Sometimes I follow the money. I spent 2011 ferreting out the costs of the place. I started by asking to meet with the money crunchers, do an interview. The military stalled for a while, then refused. So I dug through contracts, worked through Congress, talked repeatedly to the Bureau of Prisons and consulted correctional experts—all to develop a theory of what I would need. I never did get anything directly from that year's prison's public affairs officer, a Navy commander whose job was to provide information to the public. But I asked microscopic expense questions in every prison camp interview, saved documents, pulled the string on searches, found friendly sources up at the Pentagon— and concluded it conservatively cost $380,000 a year per prisoner. Or, liberally, $800,000 a year per prisoner. That's about 30 times the cost of keeping someone in a federal prison. We called it the most expensive prison on earth first.
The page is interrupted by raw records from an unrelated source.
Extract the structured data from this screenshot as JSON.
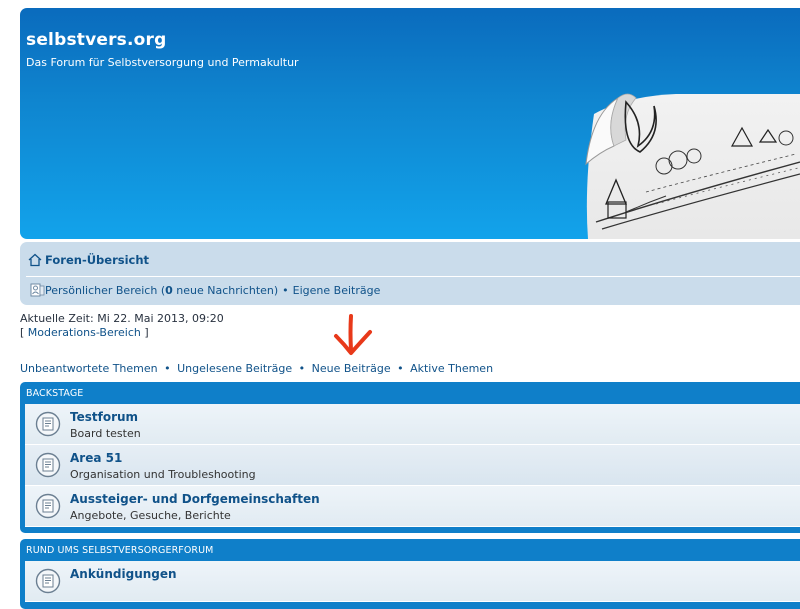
{
  "header": {
    "site_title": "selbstvers.org",
    "site_description": "Das Forum für Selbstversorgung und Permakultur"
  },
  "navbar": {
    "home_label": "Foren-Übersicht",
    "personal_prefix": "Persönlicher Bereich (",
    "new_messages_count": "0",
    "personal_suffix": " neue Nachrichten)",
    "own_posts_label": "Eigene Beiträge"
  },
  "info": {
    "current_time": "Aktuelle Zeit: Mi 22. Mai 2013, 09:20",
    "mod_area_open": "[ ",
    "mod_area_label": "Moderations-Bereich",
    "mod_area_close": " ]"
  },
  "quick_links": {
    "unanswered": "Unbeantwortete Themen",
    "unread": "Ungelesene Beiträge",
    "new_posts": "Neue Beiträge",
    "active": "Aktive Themen",
    "separator": "•"
  },
  "categories": [
    {
      "title": "BACKSTAGE",
      "forums": [
        {
          "title": "Testforum",
          "description": "Board testen"
        },
        {
          "title": "Area 51",
          "description": "Organisation und Troubleshooting"
        },
        {
          "title": "Aussteiger- und Dorfgemeinschaften",
          "description": "Angebote, Gesuche, Berichte"
        }
      ]
    },
    {
      "title": "RUND UMS SELBSTVERSORGERFORUM",
      "forums": [
        {
          "title": "Ankündigungen",
          "description": ""
        }
      ]
    }
  ],
  "colors": {
    "header_top": "#0a6bbd",
    "header_bottom": "#12a3eb",
    "navbar_bg": "#cadceb",
    "link": "#105289",
    "category_bar": "#0f7fc9",
    "annotation_arrow": "#e8391a"
  },
  "icons": {
    "home": "home-icon",
    "personal": "user-card-icon",
    "forum": "forum-read-icon",
    "annotation": "red-down-arrow"
  }
}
Lots of folks followed us—including members of Congress who want to close the prison and who last year did a soup-to-nuts estimate: 2.7 million per prisoner a year. They uncovered costs I couldn't, and included some I wouldn't consider directly related to the prison operations.
Sometimes when I get a bit lost or wonder why write about these men who nobody really cares about—except hopefully their families and their lawyers—I remember that the United States government built it to be out of reach of the American people, out of reach of American courts, to make it hard and remote, so we won't think about that fact that it is ours. The military calls Guantánamo the most transparent detention center on earth. Hundreds of reporters have visited there, they say, since the first al-Qaida suspects arrived in 2002. They skip the part about how few go back more than once—frustrated by the hoops, the time, and the costs of doing basic journalism. Being a court reporter. Writing a feature story. Conducting an interview. Sometimes I go back, honestly, because they don't want me to.
Since Carol Rosenberg delivered this speech, six more detainees were released—five temporarily to Qatar, the sixth to Kuwait. You can read the speech in full, here.